    To get started with IoT (the Internet of Things), your device needs, well, an Internet connection. Base Arduino microcontrollers don't have Internet connectivity by default, so you either need to add Ethernet, Wi-Fi shields, or adapters to them, or buy an Arduino that has built-in Internet connectivity. In addition to complexity, both approaches add cost and consume the already-precious Arduino flash RAM for program space, which limits what you can do. Another approach is to use a Raspberry Pi or similar single-board computer that runs a full-blown operating system like Linux. The Raspberry Pi is a solid choice in many IoT use cases, but it is often overkill when all you really want to do is read a sensor and send the reading up to a server in the cloud. Not only does the Raspberry Pi potentially drive up the costs, complexity, and power consumption of your project, but it is running a full operating system that needs to be patched, and it has a much larger attack surface than a simple microcontroller. When it comes to IoT devices and security, simpler is better, so you can spend more time making and less time patching what you already made.
  • Blinkenlights!
  • Blinkenlights, part 2
  • Blinkenlights, part 3
  • [Older] Shmoocon 2017: The Ins And Outs Of Manufacturing And Selling Hardware

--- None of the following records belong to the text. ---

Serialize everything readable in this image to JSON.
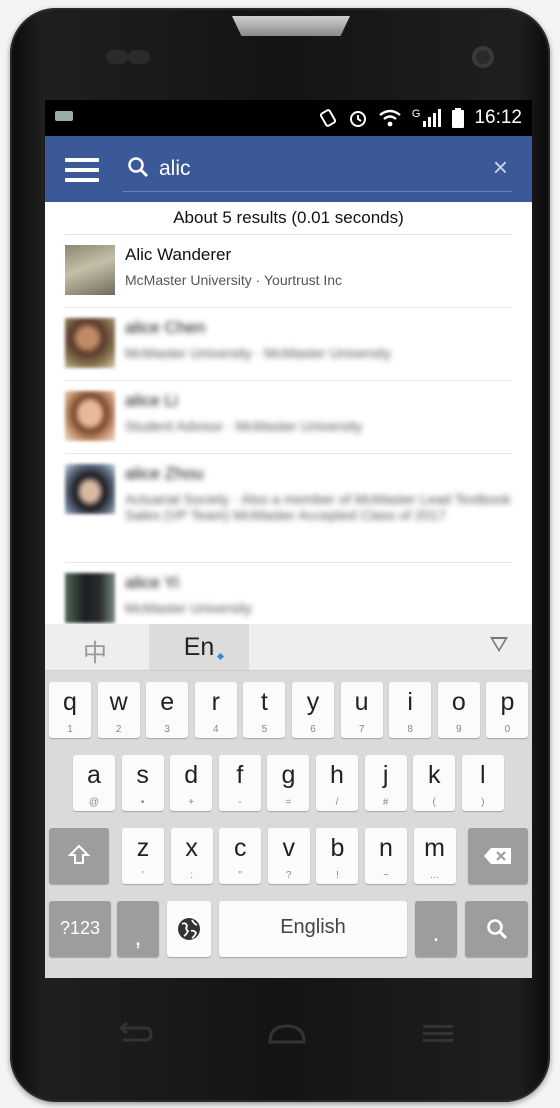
{
  "status_bar": {
    "time": "16:12",
    "network": "G"
  },
  "app_bar": {
    "search_value": "alic",
    "clear_glyph": "×"
  },
  "results": {
    "count_text": "About 5 results (0.01 seconds)",
    "items": [
      {
        "name": "Alic Wanderer",
        "subtitle": "McMaster University · Yourtrust Inc",
        "blurred": false
      },
      {
        "name": "alice Chen",
        "subtitle": "McMaster University · McMaster University",
        "blurred": true
      },
      {
        "name": "alice Li",
        "subtitle": "Student Advisor · McMaster University",
        "blurred": true
      },
      {
        "name": "alice Zhou",
        "subtitle": "Actuarial Society · Also a member of McMaster Lead Textbook Sales (VP Team) McMaster Accepted Class of 2017",
        "blurred": true
      },
      {
        "name": "alice Yi",
        "subtitle": "McMaster University",
        "blurred": true
      }
    ]
  },
  "keyboard": {
    "lang_zh": "中",
    "lang_en": "En",
    "row1": [
      {
        "k": "q",
        "s": "1"
      },
      {
        "k": "w",
        "s": "2"
      },
      {
        "k": "e",
        "s": "3"
      },
      {
        "k": "r",
        "s": "4"
      },
      {
        "k": "t",
        "s": "5"
      },
      {
        "k": "y",
        "s": "6"
      },
      {
        "k": "u",
        "s": "7"
      },
      {
        "k": "i",
        "s": "8"
      },
      {
        "k": "o",
        "s": "9"
      },
      {
        "k": "p",
        "s": "0"
      }
    ],
    "row2": [
      {
        "k": "a",
        "s": "@"
      },
      {
        "k": "s",
        "s": "•"
      },
      {
        "k": "d",
        "s": "+"
      },
      {
        "k": "f",
        "s": "-"
      },
      {
        "k": "g",
        "s": "="
      },
      {
        "k": "h",
        "s": "/"
      },
      {
        "k": "j",
        "s": "#"
      },
      {
        "k": "k",
        "s": "("
      },
      {
        "k": "l",
        "s": ")"
      }
    ],
    "row3": [
      {
        "k": "z",
        "s": "'"
      },
      {
        "k": "x",
        "s": ":"
      },
      {
        "k": "c",
        "s": "\""
      },
      {
        "k": "v",
        "s": "?"
      },
      {
        "k": "b",
        "s": "!"
      },
      {
        "k": "n",
        "s": "~"
      },
      {
        "k": "m",
        "s": "…"
      }
    ],
    "symbols_label": "?123",
    "comma_label": ",",
    "space_label": "English",
    "period_label": "."
  },
  "colors": {
    "app_bar": "#3b5998",
    "accent": "#2d8cd6"
  },
  "icons": [
    "menu-icon",
    "search-icon",
    "clear-icon",
    "globe-icon",
    "shift-icon",
    "backspace-icon",
    "search-key-icon",
    "back-icon",
    "home-icon",
    "recents-icon"
  ]
}
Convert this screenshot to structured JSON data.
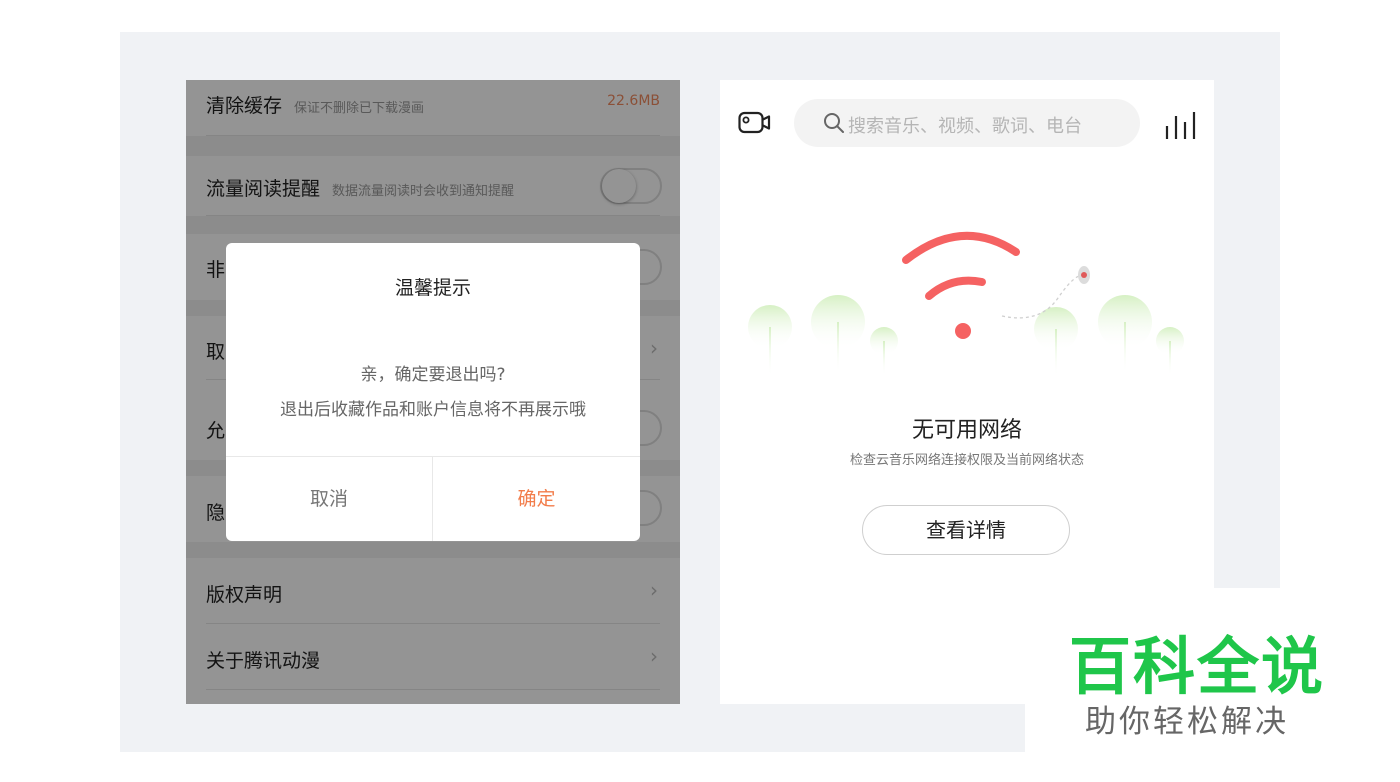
{
  "settings_screen": {
    "rows": [
      {
        "title": "清除缓存",
        "subtitle": "保证不删除已下载漫画",
        "value": "22.6MB"
      },
      {
        "title": "流量阅读提醒",
        "subtitle": "数据流量阅读时会收到通知提醒"
      },
      {
        "title": "非"
      },
      {
        "title": "取"
      },
      {
        "title": "允"
      },
      {
        "title": "隐"
      },
      {
        "title": "版权声明"
      },
      {
        "title": "关于腾讯动漫"
      }
    ],
    "dialog": {
      "title": "温馨提示",
      "message_line1": "亲，确定要退出吗?",
      "message_line2": "退出后收藏作品和账户信息将不再展示哦",
      "cancel_label": "取消",
      "confirm_label": "确定"
    }
  },
  "music_screen": {
    "search_placeholder": "搜索音乐、视频、歌词、电台",
    "icons": [
      "video-camera-icon",
      "search-icon",
      "equalizer-icon"
    ],
    "empty_state": {
      "title": "无可用网络",
      "subtitle": "检查云音乐网络连接权限及当前网络状态",
      "button_label": "查看详情"
    }
  },
  "watermark": {
    "brand": "百科全说",
    "slogan": "助你轻松解决"
  },
  "colors": {
    "accent_orange": "#f27d4b",
    "wifi_red": "#f56262",
    "tree_green": "#d6f0c4",
    "brand_green": "#1fc64a"
  }
}
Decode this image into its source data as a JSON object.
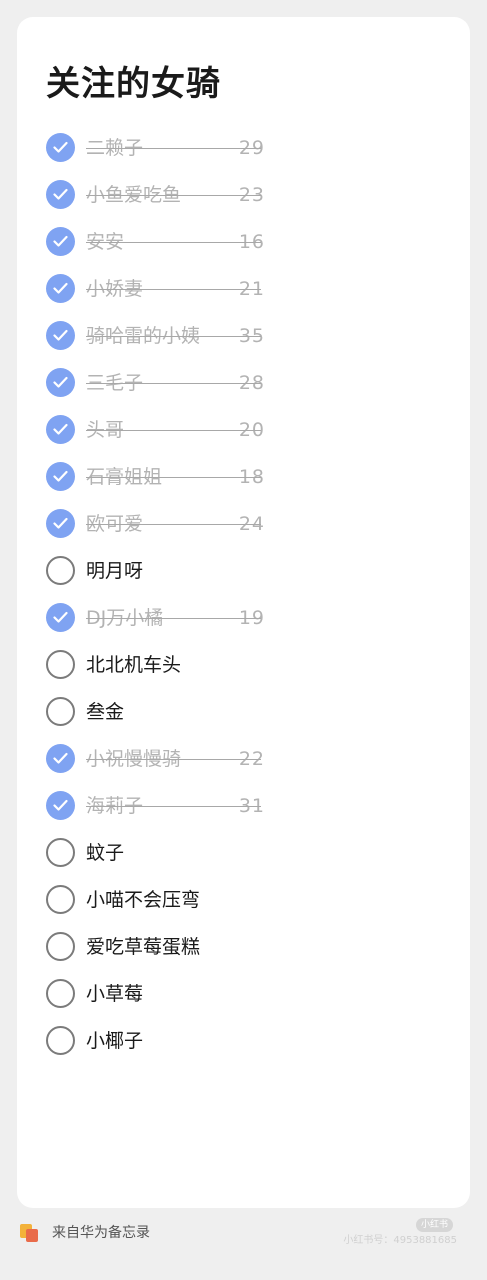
{
  "note": {
    "title": "关注的女骑",
    "items": [
      {
        "name": "二赖子",
        "number": "29",
        "done": true
      },
      {
        "name": "小鱼爱吃鱼",
        "number": "23",
        "done": true
      },
      {
        "name": "安安",
        "number": "16",
        "done": true
      },
      {
        "name": "小娇妻",
        "number": "21",
        "done": true
      },
      {
        "name": "骑哈雷的小姨",
        "number": "35",
        "done": true
      },
      {
        "name": "三毛子",
        "number": "28",
        "done": true
      },
      {
        "name": "头哥",
        "number": "20",
        "done": true
      },
      {
        "name": "石膏姐姐",
        "number": "18",
        "done": true
      },
      {
        "name": "欧可爱",
        "number": "24",
        "done": true
      },
      {
        "name": "明月呀",
        "number": "",
        "done": false
      },
      {
        "name": "DJ万小橘",
        "number": "19",
        "done": true
      },
      {
        "name": "北北机车头",
        "number": "",
        "done": false
      },
      {
        "name": "叁金",
        "number": "",
        "done": false
      },
      {
        "name": "小祝慢慢骑",
        "number": "22",
        "done": true
      },
      {
        "name": "海莉子",
        "number": "31",
        "done": true
      },
      {
        "name": "蚊子",
        "number": "",
        "done": false
      },
      {
        "name": "小喵不会压弯",
        "number": "",
        "done": false
      },
      {
        "name": "爱吃草莓蛋糕",
        "number": "",
        "done": false
      },
      {
        "name": "小草莓",
        "number": "",
        "done": false
      },
      {
        "name": "小椰子",
        "number": "",
        "done": false
      }
    ]
  },
  "footer": {
    "source_text": "来自华为备忘录",
    "app_icon": "notepad-icon",
    "watermark_badge": "小红书",
    "watermark_text": "小红书号：4953881685"
  },
  "colors": {
    "checked_fill": "#7fa3f2",
    "unchecked_border": "#7b7b7b",
    "done_text": "#b3b3b3",
    "text": "#1a1a1a"
  }
}
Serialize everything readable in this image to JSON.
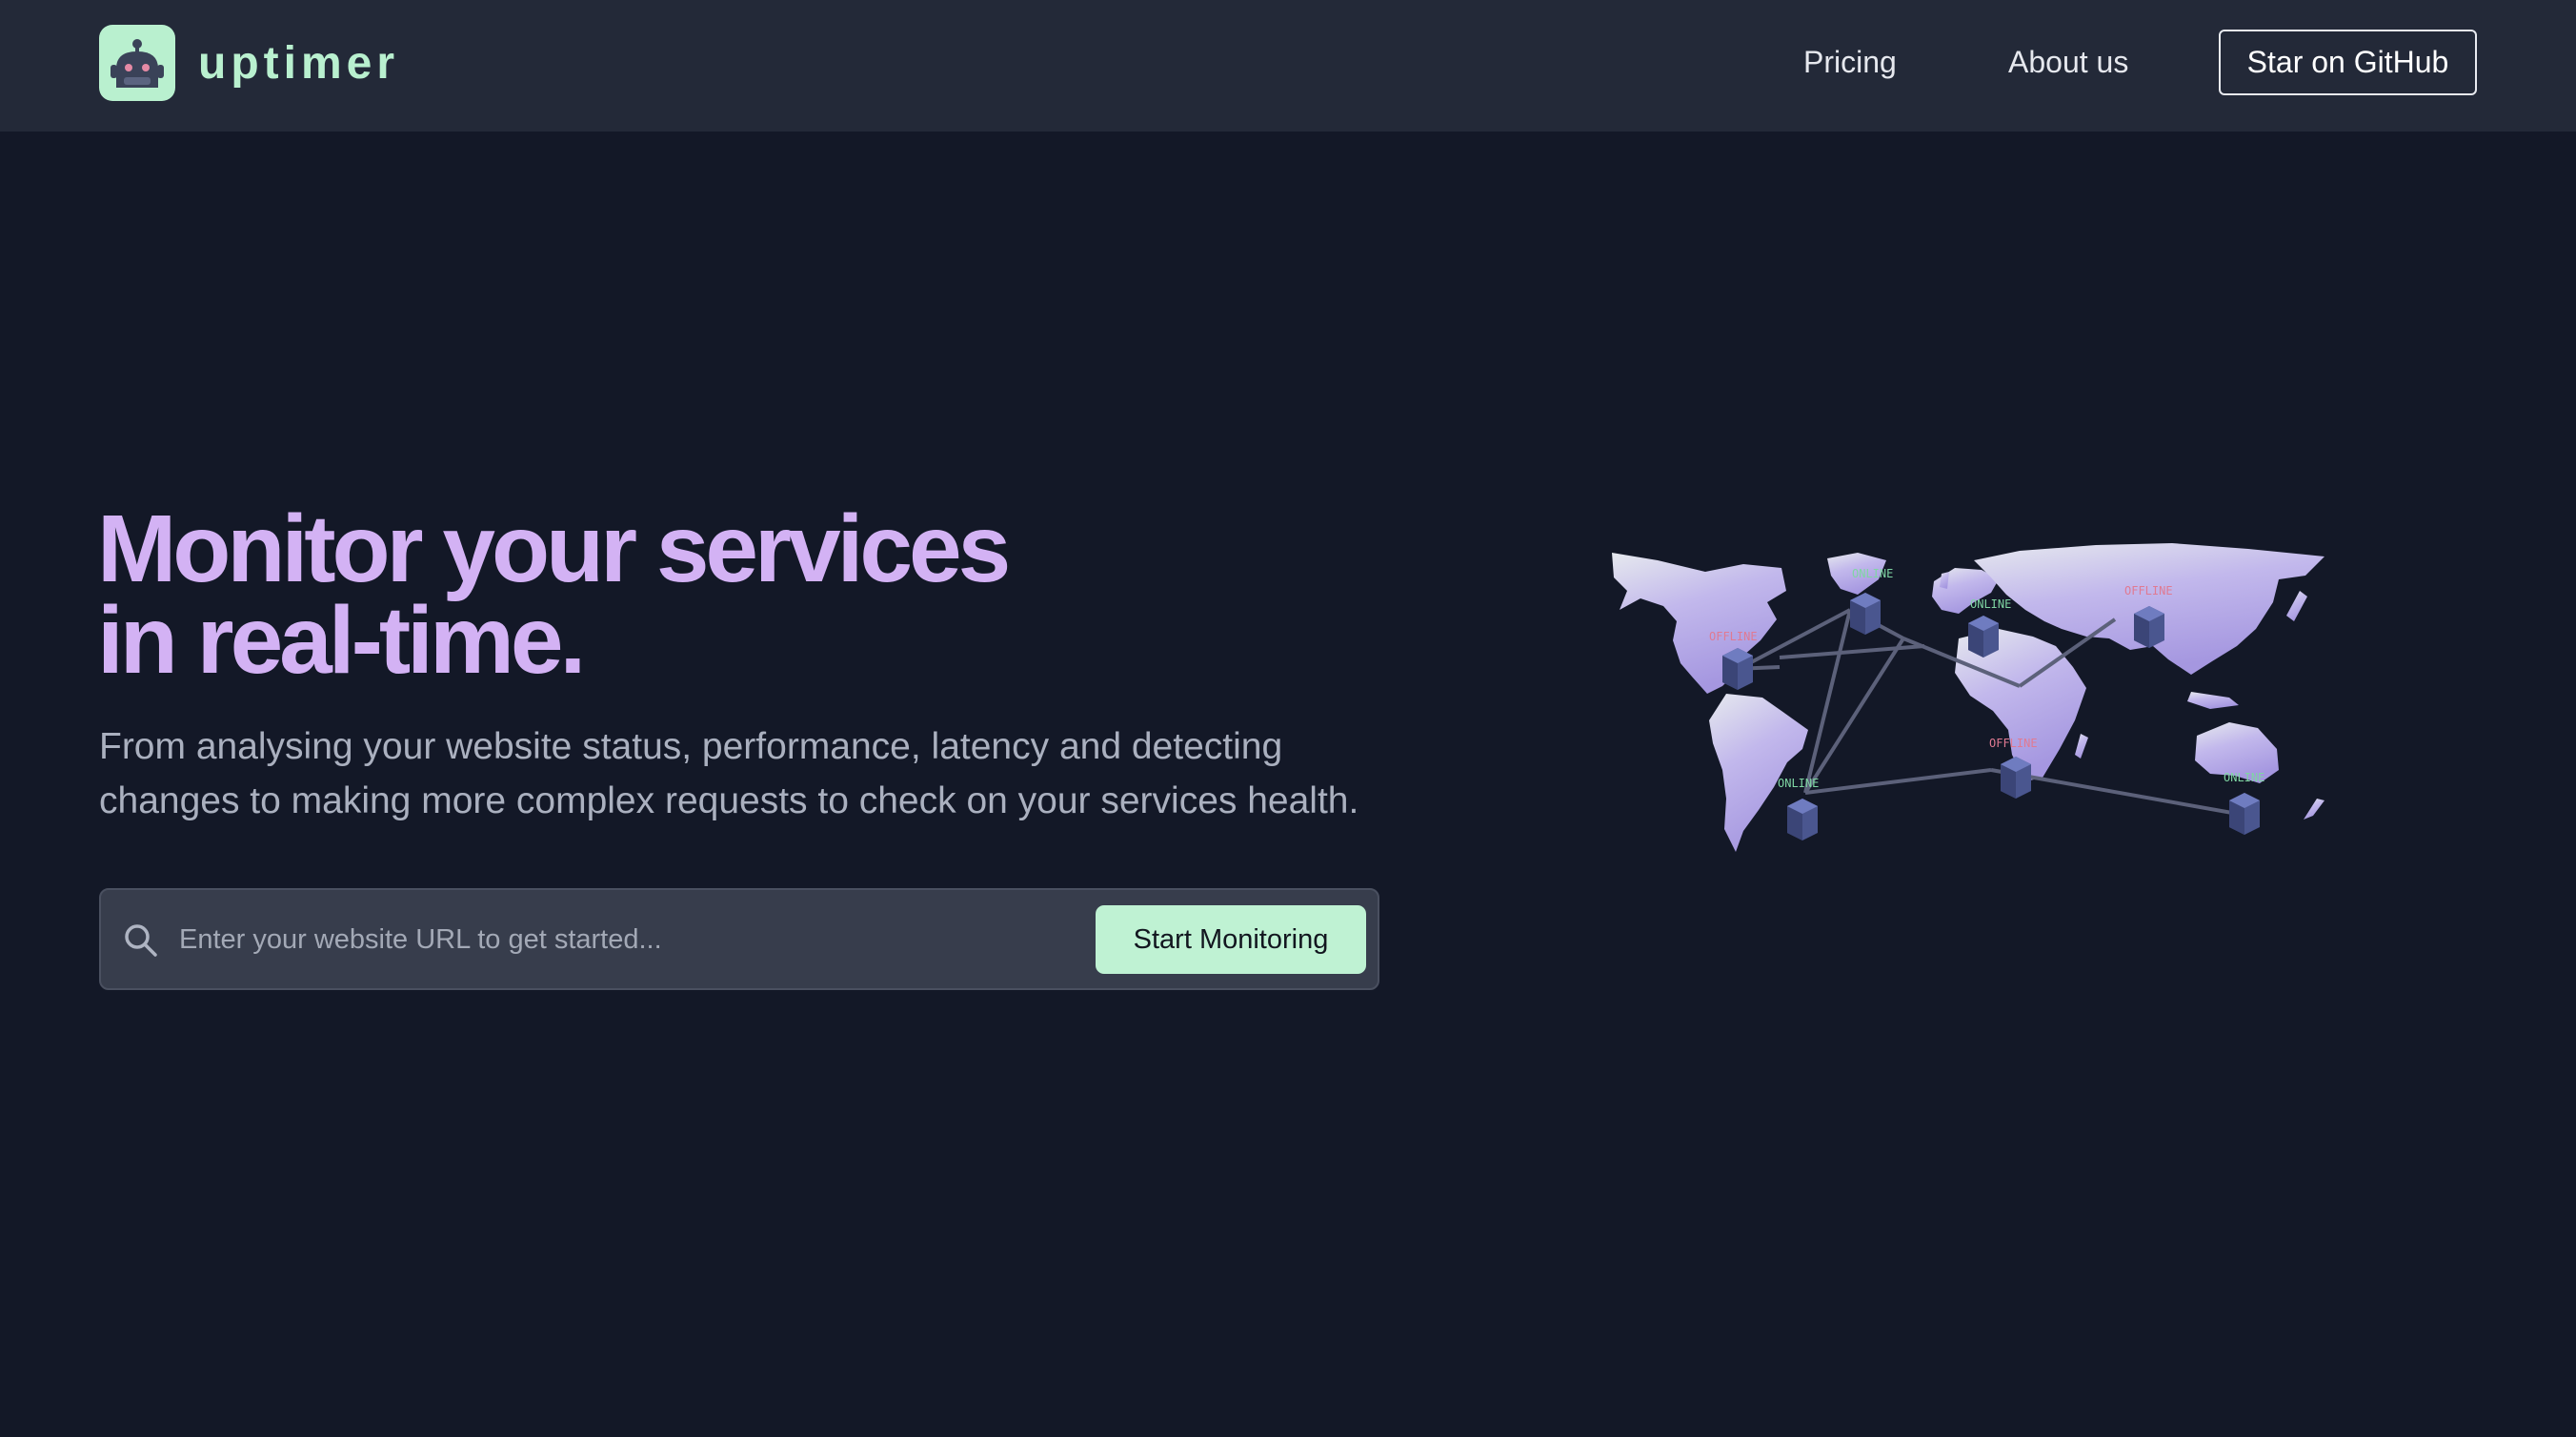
{
  "header": {
    "brand": "uptimer",
    "nav": [
      {
        "label": "Pricing"
      },
      {
        "label": "About us"
      }
    ],
    "github_button": "Star on GitHub"
  },
  "hero": {
    "headline_lines": [
      "Monitor your services",
      "in real-time."
    ],
    "subtitle_lines": [
      "From analysing your website status, performance, latency and detecting",
      "changes to making more complex requests to check on your services health."
    ],
    "search": {
      "placeholder": "Enter your website URL to get started...",
      "value": "",
      "button": "Start Monitoring"
    }
  },
  "map": {
    "status_labels": {
      "north_america": "OFFLINE",
      "greenland": "ONLINE",
      "europe": "ONLINE",
      "asia": "OFFLINE",
      "africa": "OFFLINE",
      "south_america": "ONLINE",
      "australia": "ONLINE"
    }
  },
  "colors": {
    "background": "#131827",
    "header": "#232938",
    "accent_green": "#bff2d3",
    "headline_purple": "#d3b2f4",
    "map_purple": "#b4a8e8",
    "online": "#7fd6a3",
    "offline": "#e07a92"
  },
  "icons": {
    "logo": "robot-icon",
    "search": "search-icon",
    "server": "server-icon"
  }
}
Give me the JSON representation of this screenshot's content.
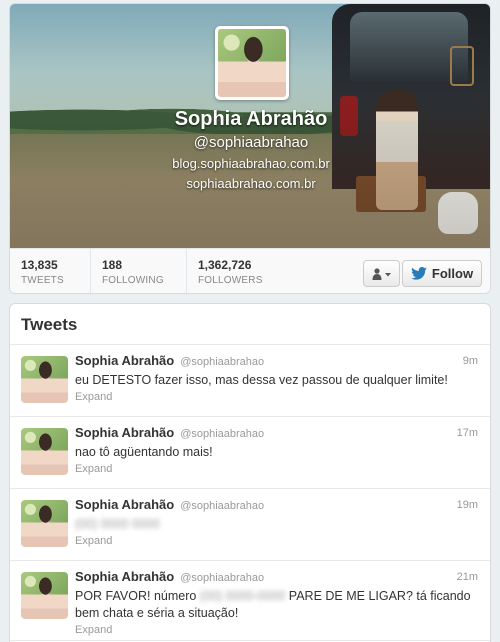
{
  "profile": {
    "name": "Sophia Abrahão",
    "handle": "@sophiaabrahao",
    "links": [
      "blog.sophiaabrahao.com.br",
      "sophiaabrahao.com.br"
    ]
  },
  "stats": {
    "tweets": {
      "value": "13,835",
      "label": "TWEETS"
    },
    "following": {
      "value": "188",
      "label": "FOLLOWING"
    },
    "followers": {
      "value": "1,362,726",
      "label": "FOLLOWERS"
    }
  },
  "actions": {
    "follow_label": "Follow",
    "user_icon": "person-icon",
    "follow_icon": "twitter-bird-icon"
  },
  "colors": {
    "twitter_blue": "#2b7bb9",
    "link_gray": "#999999"
  },
  "timeline": {
    "heading": "Tweets",
    "expand_label": "Expand",
    "tweets": [
      {
        "name": "Sophia Abrahão",
        "handle": "@sophiaabrahao",
        "time": "9m",
        "text": "eu DETESTO fazer isso, mas dessa vez passou de qualquer limite!"
      },
      {
        "name": "Sophia Abrahão",
        "handle": "@sophiaabrahao",
        "time": "17m",
        "text": "nao tô agüentando mais!"
      },
      {
        "name": "Sophia Abrahão",
        "handle": "@sophiaabrahao",
        "time": "19m",
        "text": ""
      },
      {
        "name": "Sophia Abrahão",
        "handle": "@sophiaabrahao",
        "time": "21m",
        "text_before": "POR FAVOR! número",
        "text_after": "PARE DE ME LIGAR? tá ficando bem chata e séria a situação!"
      }
    ]
  }
}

    Every day, we see people building things. Sometimes, useful things. Very rarely, this thing becomes a product, but even then we don’t hear much about the ins and outs of manufacturing a bunch of these things or the economics of actually selling them. This past weekend at Shmoocon, [Conor Patrick] gave the crowd the inside scoop on selling a few hundred two factor authentication tokens. What started as a hobby is now a legitimate business, thanks to good engineering and abusing Amazon’s distribution program.
  • 1.8 Billion Mobile Internet Users NEVER use a PC, 200 Million PC Internet Users never use a mobile phone. Understanding the 3.5 Billion Internet Total Audience
    As I am working to finish the 2017 Edition of the TomiAhonen Almanac (last days now) I always get into various updates of numbers, that remind me 'I gotta tell this story'.. For example the internet user numbers. We have the December count by the ITU for year 2016, that says the world has now 3.5 Billion internet users in total (up from 3.2 Billion at the end of year 2015). So its no 'drama' to know what is 'that' number. The number of current internet total users is yes, 3.5 Billion, almost half of the planet's total population (47%).